Her current focus has been on the beneficial effects of VIP and CNTF on the prevention of corneal endothelial (CE) cell death in corneas stored for transplantation and on diminishing the inflammatory potential of CE cells after transplantation. While VIP is a well-known suppressor of immune cell-mediated inflammation, contributing to the immune-privileged environment of the anterior chamber, in which the CE cell is a bystander (resident), she has found that VIP can also reduce the inflammatory potential of the bystander cell by switching the death mode of injured CE cells from necrosis, which causes inflammation, to apoptosis. She has also found that CNTF increases the level of cell-cell adhesion molecule connexin-43, a molecule important for the maintenance of corneal endothelium integrity, in CE cells with an intact receptor for CNTF, whose loss in aged CE cells can be restored by a recombinant CNTF receptor. At the time when CNTF for human retinal degeneration in a phase I clinical trial has been concluded by other investigators, her study implied that inclusion of CNTF receptor may further the effectiveness of CNTF therapy.

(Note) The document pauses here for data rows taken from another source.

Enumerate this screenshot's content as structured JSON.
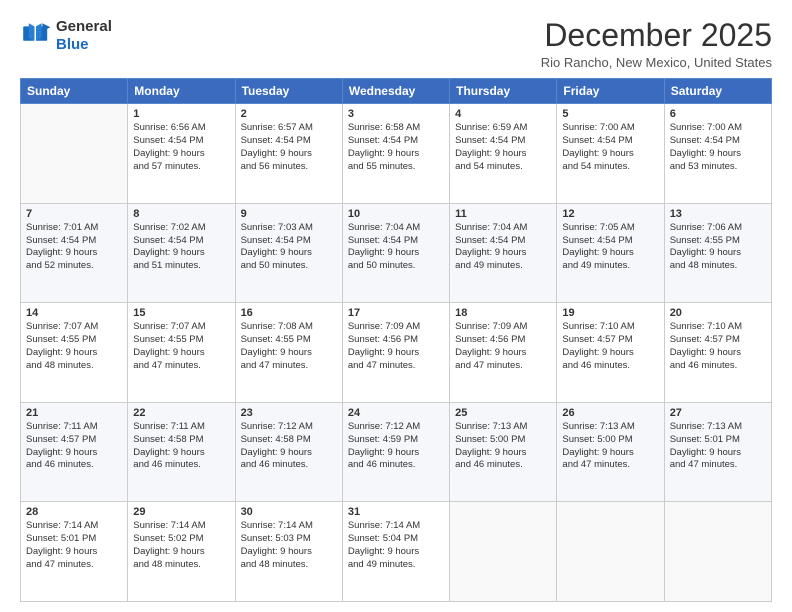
{
  "logo": {
    "line1": "General",
    "line2": "Blue"
  },
  "title": "December 2025",
  "location": "Rio Rancho, New Mexico, United States",
  "weekdays": [
    "Sunday",
    "Monday",
    "Tuesday",
    "Wednesday",
    "Thursday",
    "Friday",
    "Saturday"
  ],
  "weeks": [
    [
      {
        "day": "",
        "info": ""
      },
      {
        "day": "1",
        "info": "Sunrise: 6:56 AM\nSunset: 4:54 PM\nDaylight: 9 hours\nand 57 minutes."
      },
      {
        "day": "2",
        "info": "Sunrise: 6:57 AM\nSunset: 4:54 PM\nDaylight: 9 hours\nand 56 minutes."
      },
      {
        "day": "3",
        "info": "Sunrise: 6:58 AM\nSunset: 4:54 PM\nDaylight: 9 hours\nand 55 minutes."
      },
      {
        "day": "4",
        "info": "Sunrise: 6:59 AM\nSunset: 4:54 PM\nDaylight: 9 hours\nand 54 minutes."
      },
      {
        "day": "5",
        "info": "Sunrise: 7:00 AM\nSunset: 4:54 PM\nDaylight: 9 hours\nand 54 minutes."
      },
      {
        "day": "6",
        "info": "Sunrise: 7:00 AM\nSunset: 4:54 PM\nDaylight: 9 hours\nand 53 minutes."
      }
    ],
    [
      {
        "day": "7",
        "info": "Sunrise: 7:01 AM\nSunset: 4:54 PM\nDaylight: 9 hours\nand 52 minutes."
      },
      {
        "day": "8",
        "info": "Sunrise: 7:02 AM\nSunset: 4:54 PM\nDaylight: 9 hours\nand 51 minutes."
      },
      {
        "day": "9",
        "info": "Sunrise: 7:03 AM\nSunset: 4:54 PM\nDaylight: 9 hours\nand 50 minutes."
      },
      {
        "day": "10",
        "info": "Sunrise: 7:04 AM\nSunset: 4:54 PM\nDaylight: 9 hours\nand 50 minutes."
      },
      {
        "day": "11",
        "info": "Sunrise: 7:04 AM\nSunset: 4:54 PM\nDaylight: 9 hours\nand 49 minutes."
      },
      {
        "day": "12",
        "info": "Sunrise: 7:05 AM\nSunset: 4:54 PM\nDaylight: 9 hours\nand 49 minutes."
      },
      {
        "day": "13",
        "info": "Sunrise: 7:06 AM\nSunset: 4:55 PM\nDaylight: 9 hours\nand 48 minutes."
      }
    ],
    [
      {
        "day": "14",
        "info": "Sunrise: 7:07 AM\nSunset: 4:55 PM\nDaylight: 9 hours\nand 48 minutes."
      },
      {
        "day": "15",
        "info": "Sunrise: 7:07 AM\nSunset: 4:55 PM\nDaylight: 9 hours\nand 47 minutes."
      },
      {
        "day": "16",
        "info": "Sunrise: 7:08 AM\nSunset: 4:55 PM\nDaylight: 9 hours\nand 47 minutes."
      },
      {
        "day": "17",
        "info": "Sunrise: 7:09 AM\nSunset: 4:56 PM\nDaylight: 9 hours\nand 47 minutes."
      },
      {
        "day": "18",
        "info": "Sunrise: 7:09 AM\nSunset: 4:56 PM\nDaylight: 9 hours\nand 47 minutes."
      },
      {
        "day": "19",
        "info": "Sunrise: 7:10 AM\nSunset: 4:57 PM\nDaylight: 9 hours\nand 46 minutes."
      },
      {
        "day": "20",
        "info": "Sunrise: 7:10 AM\nSunset: 4:57 PM\nDaylight: 9 hours\nand 46 minutes."
      }
    ],
    [
      {
        "day": "21",
        "info": "Sunrise: 7:11 AM\nSunset: 4:57 PM\nDaylight: 9 hours\nand 46 minutes."
      },
      {
        "day": "22",
        "info": "Sunrise: 7:11 AM\nSunset: 4:58 PM\nDaylight: 9 hours\nand 46 minutes."
      },
      {
        "day": "23",
        "info": "Sunrise: 7:12 AM\nSunset: 4:58 PM\nDaylight: 9 hours\nand 46 minutes."
      },
      {
        "day": "24",
        "info": "Sunrise: 7:12 AM\nSunset: 4:59 PM\nDaylight: 9 hours\nand 46 minutes."
      },
      {
        "day": "25",
        "info": "Sunrise: 7:13 AM\nSunset: 5:00 PM\nDaylight: 9 hours\nand 46 minutes."
      },
      {
        "day": "26",
        "info": "Sunrise: 7:13 AM\nSunset: 5:00 PM\nDaylight: 9 hours\nand 47 minutes."
      },
      {
        "day": "27",
        "info": "Sunrise: 7:13 AM\nSunset: 5:01 PM\nDaylight: 9 hours\nand 47 minutes."
      }
    ],
    [
      {
        "day": "28",
        "info": "Sunrise: 7:14 AM\nSunset: 5:01 PM\nDaylight: 9 hours\nand 47 minutes."
      },
      {
        "day": "29",
        "info": "Sunrise: 7:14 AM\nSunset: 5:02 PM\nDaylight: 9 hours\nand 48 minutes."
      },
      {
        "day": "30",
        "info": "Sunrise: 7:14 AM\nSunset: 5:03 PM\nDaylight: 9 hours\nand 48 minutes."
      },
      {
        "day": "31",
        "info": "Sunrise: 7:14 AM\nSunset: 5:04 PM\nDaylight: 9 hours\nand 49 minutes."
      },
      {
        "day": "",
        "info": ""
      },
      {
        "day": "",
        "info": ""
      },
      {
        "day": "",
        "info": ""
      }
    ]
  ]
}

  1. Koh, S-W. M. (2000) VIP enhances the differentiation of retinal pigment epithelium in culture from cAMP and pp60 c-src to melanogenesis and development of fluid transport capacity. Progress in Retinal and Eye Research. vol 19; pp.669-688, Elsevier Science, Oxford, England
  2. Koh, S-W. M., and Waschek, J.A. (2000) Corneal endothelial cell survival in cornea organ cultures under acute oxidative stress: effect of VIP. Invest. Ophthalmol. Vis. Sci. 41:4085-4092.

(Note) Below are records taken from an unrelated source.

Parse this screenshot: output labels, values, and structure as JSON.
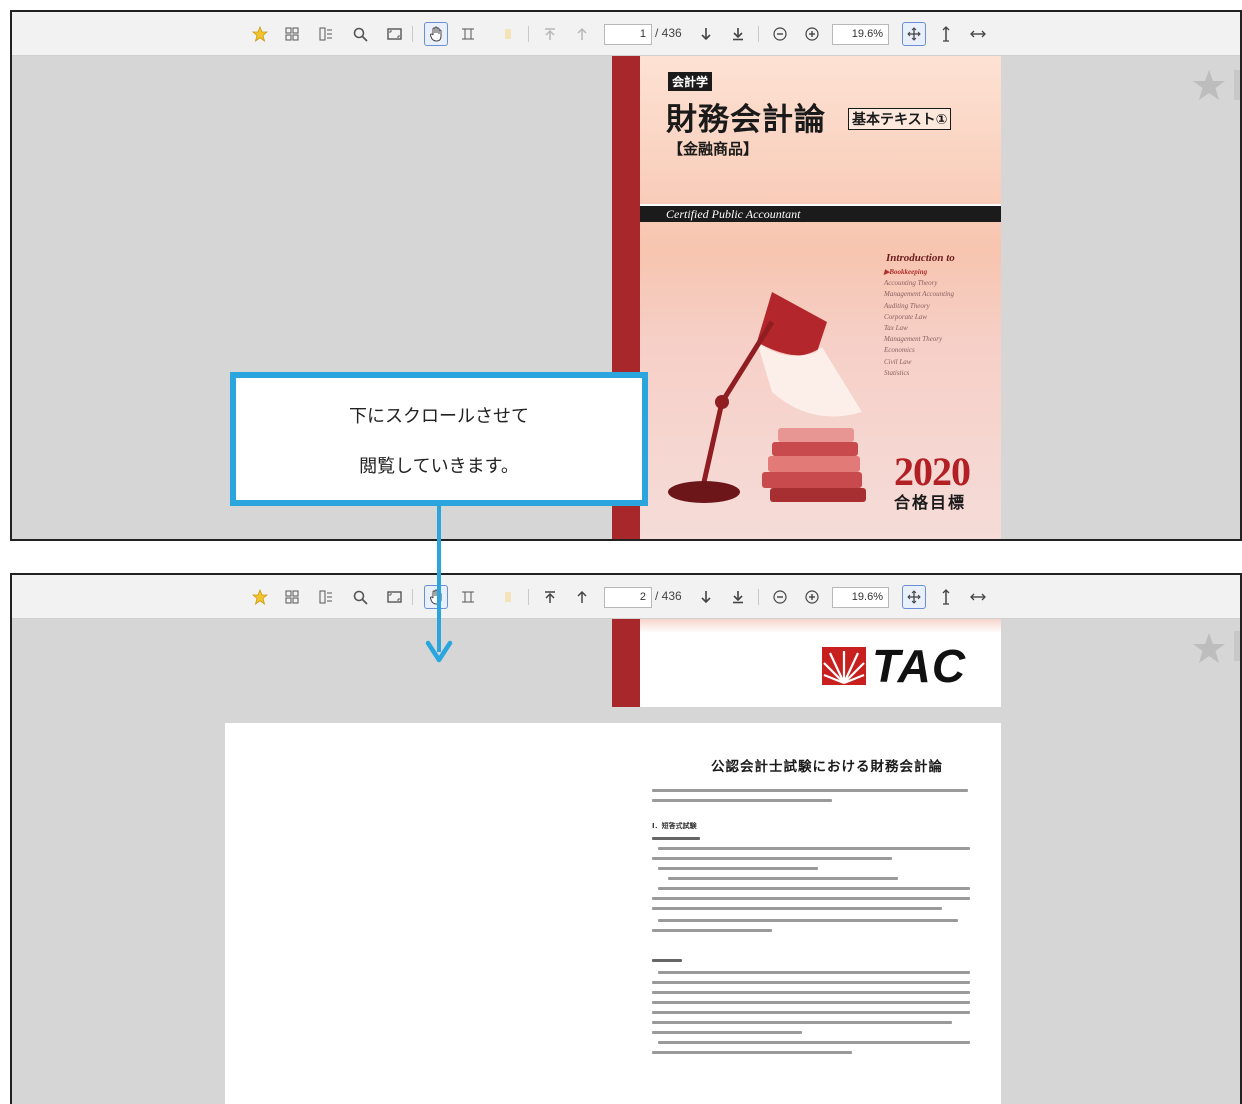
{
  "top_view": {
    "page_current": "1",
    "page_total": "/ 436",
    "zoom": "19.6%"
  },
  "bottom_view": {
    "page_current": "2",
    "page_total": "/ 436",
    "zoom": "19.6%"
  },
  "cover": {
    "badge": "会計学",
    "title": "財務会計論",
    "subtitle": "基本テキスト①",
    "genre": "【金融商品】",
    "band": "Certified Public Accountant",
    "intro": "Introduction to",
    "subjects": [
      "▶Bookkeeping",
      "Accounting Theory",
      "Management Accounting",
      "Auditing Theory",
      "Corporate Law",
      "Tax Law",
      "Management Theory",
      "Economics",
      "Civil Law",
      "Statistics"
    ],
    "year": "2020",
    "goal": "合格目標"
  },
  "callout": {
    "line1": "下にスクロールさせて",
    "line2": "閲覧していきます。"
  },
  "back_cover": {
    "logo_text": "TAC"
  },
  "doc": {
    "title": "公認会計士試験における財務会計論",
    "heading_1": "Ⅰ．短答式試験"
  },
  "colors": {
    "callout_border": "#2aa5dd",
    "spine": "#a7272b",
    "year": "#b21f24"
  },
  "icons": [
    "star-icon",
    "thumbnails-icon",
    "bookmarks-icon",
    "search-icon",
    "fit-page-icon",
    "hand-tool-icon",
    "select-tool-icon",
    "highlight-icon",
    "first-page-icon",
    "prev-page-icon",
    "next-page-icon",
    "last-page-icon",
    "zoom-out-icon",
    "zoom-in-icon",
    "fit-width-icon",
    "vertical-scroll-icon",
    "horizontal-scroll-icon"
  ]
}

  3. Koh, S.-W. M., and Yue, B.Y.J.T. (2002) VIP stimulation of cAMP production in corneal endothelial cells in tissue and organ cultures. Cornea. 21:270-274
  4. Koh, S-W. M. (2002) Ciliary neurotrophic factor released by corneal endothelium surviving oxidative stress ex vivo. Invest. Ophthalmol. Vis. Sci. 43:2887-2896.
  5. Koh, S-W. M., Coll, T.J., Rose, L., Matsumoto, Y. and Higginbotham, E.J. (2004) Antiglaucoma eye drop pulses-increased interleukin-6 secretion by Tenon's capsule fibroblast cultures. J. Glaucoma 13:200-209.
  6. Koh, S-W. M. Rutzen, A.R., Coll, T.J., Hemady, R.K. and Higginbotham, E.J. (2005) VIP-immunoreacty in human aqueous humor. Curr Eye Res. 30:189-194.